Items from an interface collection
.....
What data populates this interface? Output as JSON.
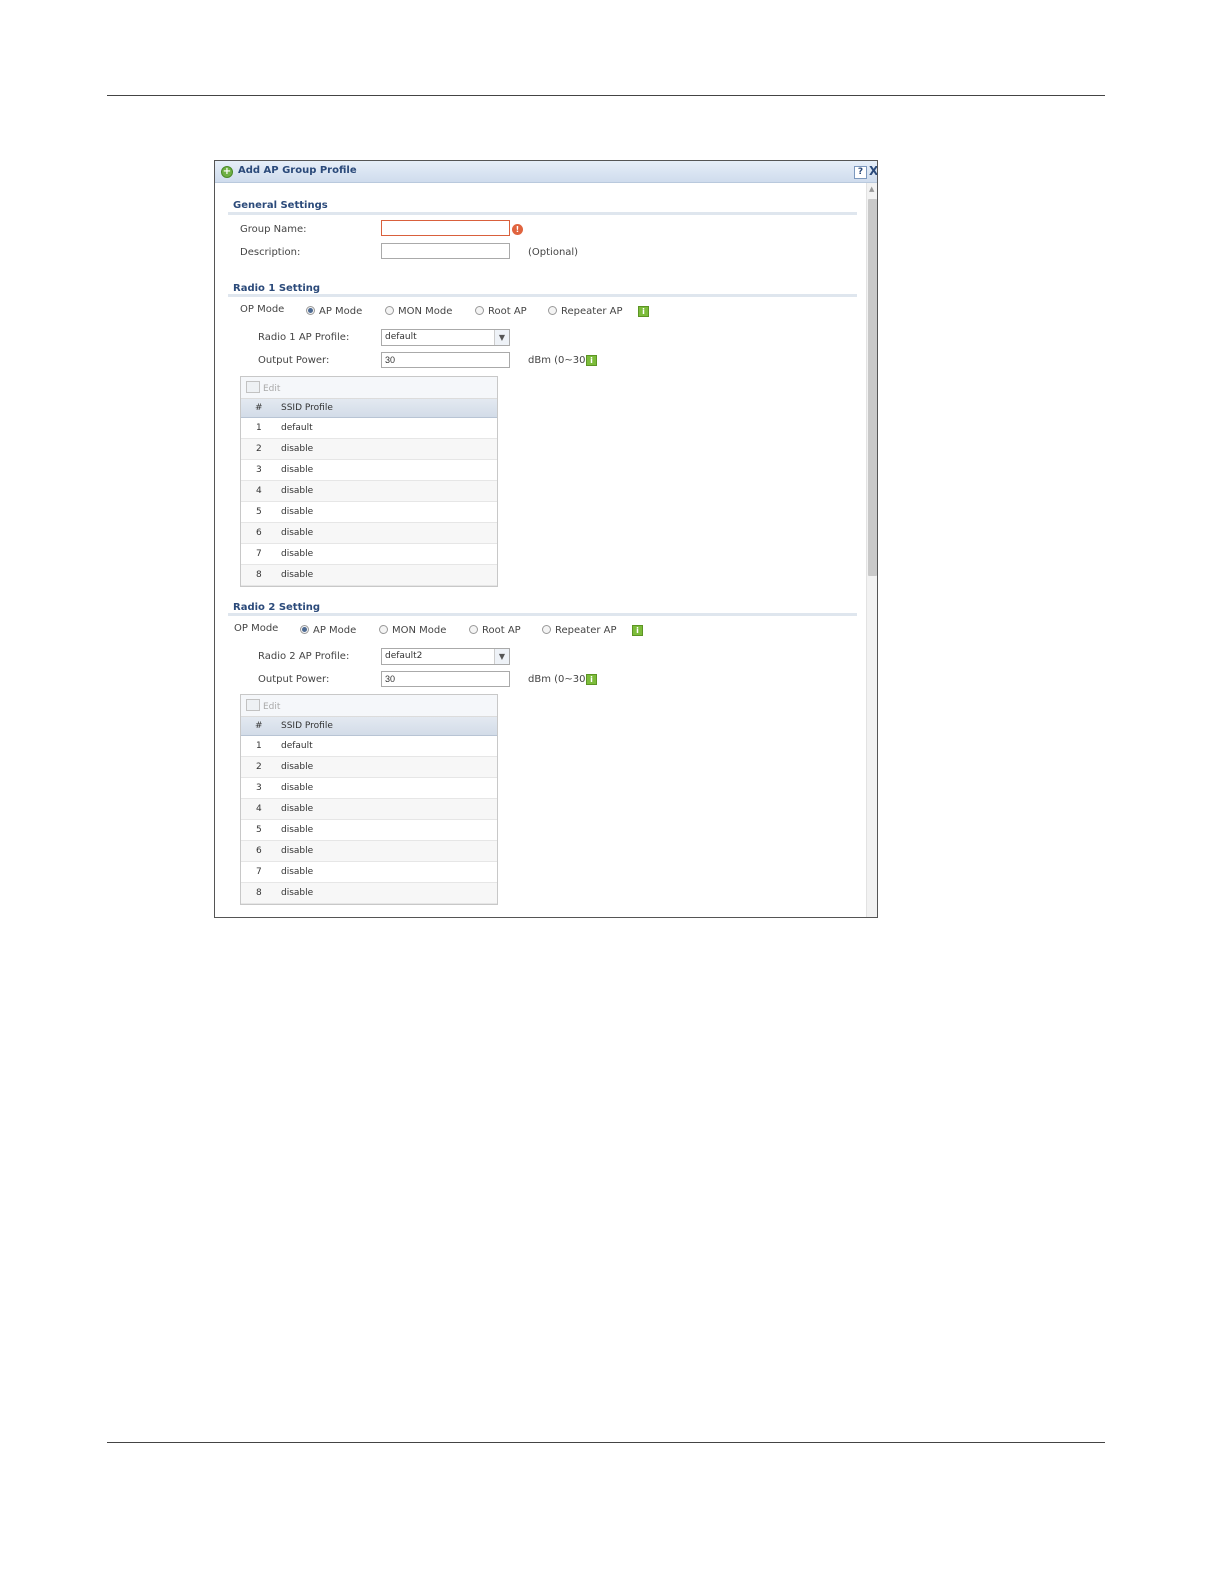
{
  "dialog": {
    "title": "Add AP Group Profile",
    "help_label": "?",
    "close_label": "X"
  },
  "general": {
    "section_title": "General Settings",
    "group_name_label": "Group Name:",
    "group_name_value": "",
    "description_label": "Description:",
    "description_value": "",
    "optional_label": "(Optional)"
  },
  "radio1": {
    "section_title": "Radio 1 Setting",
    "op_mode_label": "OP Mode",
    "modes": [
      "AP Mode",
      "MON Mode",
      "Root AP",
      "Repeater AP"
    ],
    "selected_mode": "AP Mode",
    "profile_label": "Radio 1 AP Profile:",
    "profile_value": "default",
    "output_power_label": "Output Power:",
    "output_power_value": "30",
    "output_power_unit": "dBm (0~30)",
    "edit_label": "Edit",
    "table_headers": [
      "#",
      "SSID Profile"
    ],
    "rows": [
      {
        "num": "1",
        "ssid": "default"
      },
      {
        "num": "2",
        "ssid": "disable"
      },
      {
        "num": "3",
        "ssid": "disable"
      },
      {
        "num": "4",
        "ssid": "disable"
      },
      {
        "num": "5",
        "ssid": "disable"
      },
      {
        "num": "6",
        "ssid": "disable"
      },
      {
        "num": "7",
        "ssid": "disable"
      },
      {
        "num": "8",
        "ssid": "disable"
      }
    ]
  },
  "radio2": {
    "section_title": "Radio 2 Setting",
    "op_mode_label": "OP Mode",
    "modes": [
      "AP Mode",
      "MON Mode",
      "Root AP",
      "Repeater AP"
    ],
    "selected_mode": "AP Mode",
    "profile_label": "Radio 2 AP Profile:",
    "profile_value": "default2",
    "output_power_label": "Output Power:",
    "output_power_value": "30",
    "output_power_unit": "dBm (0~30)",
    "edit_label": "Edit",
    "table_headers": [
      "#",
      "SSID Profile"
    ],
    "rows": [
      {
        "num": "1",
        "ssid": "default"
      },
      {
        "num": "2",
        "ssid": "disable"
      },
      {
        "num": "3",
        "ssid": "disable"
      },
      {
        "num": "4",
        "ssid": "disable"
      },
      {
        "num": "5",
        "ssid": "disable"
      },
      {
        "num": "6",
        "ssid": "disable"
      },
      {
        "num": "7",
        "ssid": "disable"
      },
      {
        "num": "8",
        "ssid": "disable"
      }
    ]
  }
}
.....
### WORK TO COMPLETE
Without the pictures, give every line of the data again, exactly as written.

### REPLY TO THE TASK
What data populates this interface? Output as JSON.
{
  "dialog": {
    "title": "Add AP Group Profile",
    "help_label": "?",
    "close_label": "X"
  },
  "general": {
    "section_title": "General Settings",
    "group_name_label": "Group Name:",
    "group_name_value": "",
    "description_label": "Description:",
    "description_value": "",
    "optional_label": "(Optional)"
  },
  "radio1": {
    "section_title": "Radio 1 Setting",
    "op_mode_label": "OP Mode",
    "modes": [
      "AP Mode",
      "MON Mode",
      "Root AP",
      "Repeater AP"
    ],
    "selected_mode": "AP Mode",
    "profile_label": "Radio 1 AP Profile:",
    "profile_value": "default",
    "output_power_label": "Output Power:",
    "output_power_value": "30",
    "output_power_unit": "dBm (0~30)",
    "edit_label": "Edit",
    "table_headers": [
      "#",
      "SSID Profile"
    ],
    "rows": [
      {
        "num": "1",
        "ssid": "default"
      },
      {
        "num": "2",
        "ssid": "disable"
      },
      {
        "num": "3",
        "ssid": "disable"
      },
      {
        "num": "4",
        "ssid": "disable"
      },
      {
        "num": "5",
        "ssid": "disable"
      },
      {
        "num": "6",
        "ssid": "disable"
      },
      {
        "num": "7",
        "ssid": "disable"
      },
      {
        "num": "8",
        "ssid": "disable"
      }
    ]
  },
  "radio2": {
    "section_title": "Radio 2 Setting",
    "op_mode_label": "OP Mode",
    "modes": [
      "AP Mode",
      "MON Mode",
      "Root AP",
      "Repeater AP"
    ],
    "selected_mode": "AP Mode",
    "profile_label": "Radio 2 AP Profile:",
    "profile_value": "default2",
    "output_power_label": "Output Power:",
    "output_power_value": "30",
    "output_power_unit": "dBm (0~30)",
    "edit_label": "Edit",
    "table_headers": [
      "#",
      "SSID Profile"
    ],
    "rows": [
      {
        "num": "1",
        "ssid": "default"
      },
      {
        "num": "2",
        "ssid": "disable"
      },
      {
        "num": "3",
        "ssid": "disable"
      },
      {
        "num": "4",
        "ssid": "disable"
      },
      {
        "num": "5",
        "ssid": "disable"
      },
      {
        "num": "6",
        "ssid": "disable"
      },
      {
        "num": "7",
        "ssid": "disable"
      },
      {
        "num": "8",
        "ssid": "disable"
      }
    ]
  }
}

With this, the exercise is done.